• The Market Resource Page
This collection of mostly larger size firm’s research and commentary. Before you discount this as too mainstream, the list is heavy with contrarians and atypical, outside the box strategists. Yes, there are entries form well know sources like Warren Buffett (Berkshire), Piper Jaffray (China tech), Dow Jones (Fund Stats) — but there are plenty of odd ducks whose off-center perspectives have put together an enviable and track record, including:
Grantham, Mayo, Van Otterloo & Co. LLC (GMO)
Paul Kasriel The Northern Trust Company
Legg Mason’s Bill Miller
Oakmark’s Bill Nygren
Pimco’s Bill Gross
Raymond James’ Jeffrey Saut
Morgan Stanley’s Steve Roach
Definitely check it out.
The Economics Roundtable is a headline metapage of recent posts from a few dozen economic related blogs. Its a great meta-source to see whats blossoming in the world of Dismal Science bloggings. It is global in scope, and covers authors from yours truly to Larry Kudlow to everyone else in between. Its another giant time sinkhole.
More than just Hedge Fund related links (but there are a ton of them, too) its a monster linkfest: News links are broken down into several categories: Global, US and Financial. There are pointers to pages on the Economy, Market and Political Sentiment, general Trading/Research, on Stock-specific Research, as well as Trade Journals/Publications.
HedgedFund.org is another enormous timehole, but you I guarantee you will find lots of resources of value.
Formerly of Prudential, now with Oak Associates, Mr.Y2k himself
(he was wildly wrong about the century rollover) has an interesting page of data tools, charts, economic calendars,
commentaries, and other market related items. Even tho Doc Yardeni has been way too bullish throughout the downturn, his perspectives are always interesting and well thought out (if not quite prescient). I like to be challenged in my thinking, and Yardeni does just that. A bit more geek/tech oriented than
the rest of the items mentioned here, its worth exploring.
• RGE Monitor (Roubini Global Economics)
A daily digest of blog postings (ranked somehow) and a list of top
readings from the business press and academia make this site a deep and
broad selection of economic related issues.
OK! That’s all I have for this morning.
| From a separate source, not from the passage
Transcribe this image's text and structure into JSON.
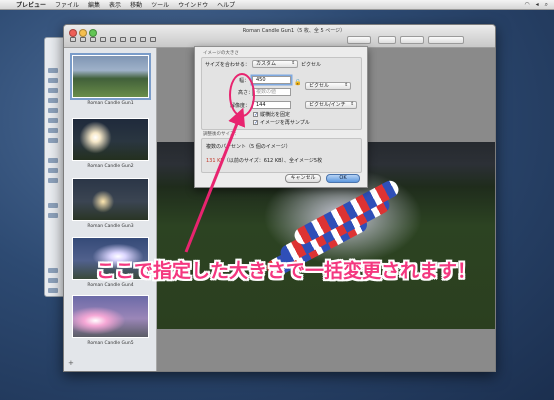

Given everything I referenced above, you should have enough sources for reference data, commentary and resources to keep you busy for the next 2 years . . .
"Economists set themselves too easy, too useless a task if in tempestuous seasons they can only tell us that when the storm is long past the ocean is flat again."
– John Maynard Keynes, Tract on Monetary Reform
- Economists and fundamental analysts often miss cycle turns.
- There’s always another recession — and expansion — coming (eventually).
- Learn to separate hand-wringing permabears from credible commentators.
If you have been listening to the financial press recently, you might be shocked (shocked!) to learn that inflation has been increasing and the economy is slowing.
You don’t say?
Of course, readers aren’t just now discovering that this economy has been suffering from inflationary pressures for more than two years, as a chart of the CRB shows.
It’s the same with GDP. Follow the numbers: The third-quarter 2003 number was 7.8% (originally reported as almost 9%), the next quarter’s was 4.2% (originally 6%+) and 2004′s quarterly data came in at 4.5%, 3.3%, 4.0% and 3.8%.
This week, we learned the first quarter of 2005′s number of 3.1% was way below consensus expectations. While some will tell you that 3%+ GDP growth is pretty decent, it’s the trend of waning momentum that is the issue. An early mentor of mine used to admonish traders to not look at the photo, but to watch the full movie instead.
So much for the idea of kinda-sorta-eventually-efficient markets hypothesis.
Slowing GDP and rising inflation have been discussed on this site for over a year now. The investing issue with macroeconomic concerns is not the actual data, but how — and when — that data affects psychology. It’s a question of timing. The commentators who are first now discovering weak GDP and inflationary pressures are not much help to you once the ocean is flat again.